(Reuters) — Herbalife Ltd said on Wednesday that the U.S. Federal
Trade Commission had opened an inquiry into its operations, news
that briefly sent the nutrition and weight loss company's share
price down more than 16 percent.
Billionaire investor William Ackman, who has a $1.16 billion short
bet on Herbalife, has for months called on regulators to investigate
Herbalife's distribution model, which he calls a "pyramid scheme,"
where a company makes most of its money by recruiting new
distributors rather than selling products to real customers.
Herbalife said it "will cooperate fully with the FTC."
"Herbalife welcomes the inquiry given the tremendous amount of
misinformation in the marketplace," the company said in a statement.
"We are confident that Herbalife is in compliance with all
applicable laws and regulations."
So far, Ackman, who heads Pershing Square Capital Management, has
lost money on his short bet as rivals such as businessman Carl Icahn
took the other side.
Herbalife's share price fell 16.4 percent on news of the FTC inquiry
but later recovered to close at $60.57, down about 7.4 percent on
the New York Stock Exchange.
Los Angeles-based Herbalife this week blasted Ackman for carrying
out "an unfounded, relentless and fraudulent public attack on
Herbalife's business model."
"There has never been merit to his accusations," the company said in
a statement on March 10.
News of the FTC investigation came a day after a 2-1/2 hour long
conference call on which Ackman accused Herbalife of breaking the
law in China.
Ackman's $12 billion hedge fund, Pershing Square, has been shorting
the stock since the middle of 2012.
The FTC has a broad reach to investigate companies which are
deceptive. But it does no criminal prosecution and usually is
limited to recovering money lost by affected consumers.
Its biggest recent probe was of Google, which rivals had accused of
skewing search results so companies competing with Google appeared
lower than appropriate. The FTC decided after an extended probe that

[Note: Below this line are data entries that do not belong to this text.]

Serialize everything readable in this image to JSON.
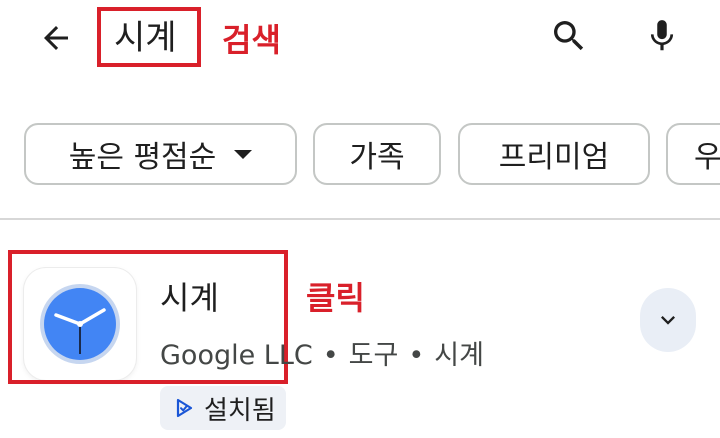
{
  "search": {
    "query": "시계",
    "annotation": "검색"
  },
  "filters": {
    "chips": [
      {
        "label": "높은 평점순",
        "has_dropdown": true
      },
      {
        "label": "가족"
      },
      {
        "label": "프리미엄"
      },
      {
        "label": "우"
      }
    ]
  },
  "app": {
    "name": "시계",
    "annotation": "클릭",
    "developer": "Google LLC",
    "category": "도구",
    "tag": "시계",
    "separator": "•",
    "installed_label": "설치됨"
  },
  "icons": {
    "back": "arrow-left-icon",
    "search": "search-icon",
    "mic": "microphone-icon",
    "expand": "chevron-down-icon",
    "installed": "play-installed-icon",
    "app": "clock-app-icon"
  },
  "colors": {
    "annotation_red": "#d9202a",
    "clock_blue": "#4285f4",
    "badge_bg": "#eef1f6"
  }
}
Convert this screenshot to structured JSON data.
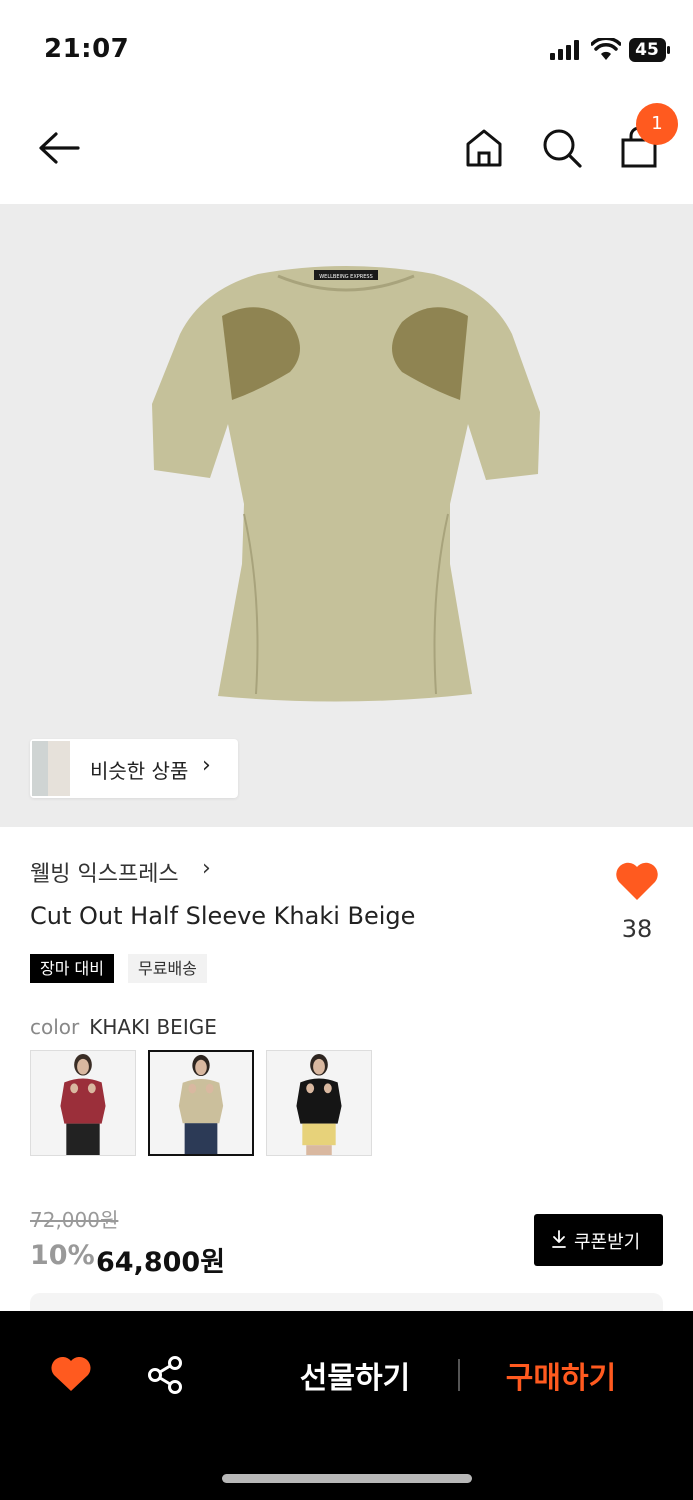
{
  "status_bar": {
    "time": "21:07",
    "battery": "45",
    "icons": [
      "signal-icon",
      "wifi-icon",
      "battery-icon"
    ]
  },
  "nav": {
    "icons": [
      "back-arrow-icon",
      "home-icon",
      "search-icon",
      "shopping-bag-icon"
    ],
    "cart_badge": "1"
  },
  "product_image": {
    "label_text": "WELLBEING EXPRESS",
    "similar_products_label": "비슷한 상품",
    "similar_chevron": "›"
  },
  "product": {
    "brand": "웰빙 익스프레스",
    "brand_chevron": "›",
    "title": "Cut Out Half Sleeve Khaki Beige",
    "like_count": "38",
    "tags": [
      "장마 대비",
      "무료배송"
    ],
    "color_label": "color",
    "color_value": "KHAKI BEIGE",
    "swatches": [
      {
        "name": "red",
        "selected": false
      },
      {
        "name": "khaki-beige",
        "selected": true
      },
      {
        "name": "black",
        "selected": false
      }
    ],
    "original_price": "72,000원",
    "discount": "10%",
    "price": "64,800원",
    "coupon_label": "쿠폰받기"
  },
  "bottom_bar": {
    "gift_label": "선물하기",
    "buy_label": "구매하기"
  },
  "colors": {
    "accent": "#ff5a1f",
    "shirt": "#c5c19a",
    "shirt_dark": "#8f8452"
  }
}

Google broke no antitrust law in search.
The FTC issued a statement acknowledging an investigation into
Herbalife but declined to discuss it. Neither Ackman nor a
representative of his fund responded to requests for comment.
Ackman's investors include state pension funds in New Jersey and
Less than two months ago Senator Edward Markey, a Massachusetts
Democrat, asked both the FTC and the Securities and Exchange
Commission to investigate Herbalife after constituents complained of
losing thousands of dollars through the company.
Online videos show top Herbalife distributors riding horses and snow
mobiles and boasting about their lavish lifestyles all thanks to
selling the company's products. But Ackman and other Herbalife
critics say those are empty promises.
Many Herbalife distributors are Hispanic and Brent Wilkes, executive
director of the Washington-based League of United Latin American
citizens, said he hoped the FTC probe could return some cash to many
alleged victims of the company.
"I am not as excited as you might think about this news because so
many people have lost so much money here. But I am pleased that the
wheels of government seem to be working after all," Wilkes said.
(Reporting by Diane Bartz in Washington,
Phil Wahba in New York and Svea Herbst-Bayliss in Boston; editing by Ros Krasny, Andrew Hay and Tom Brown)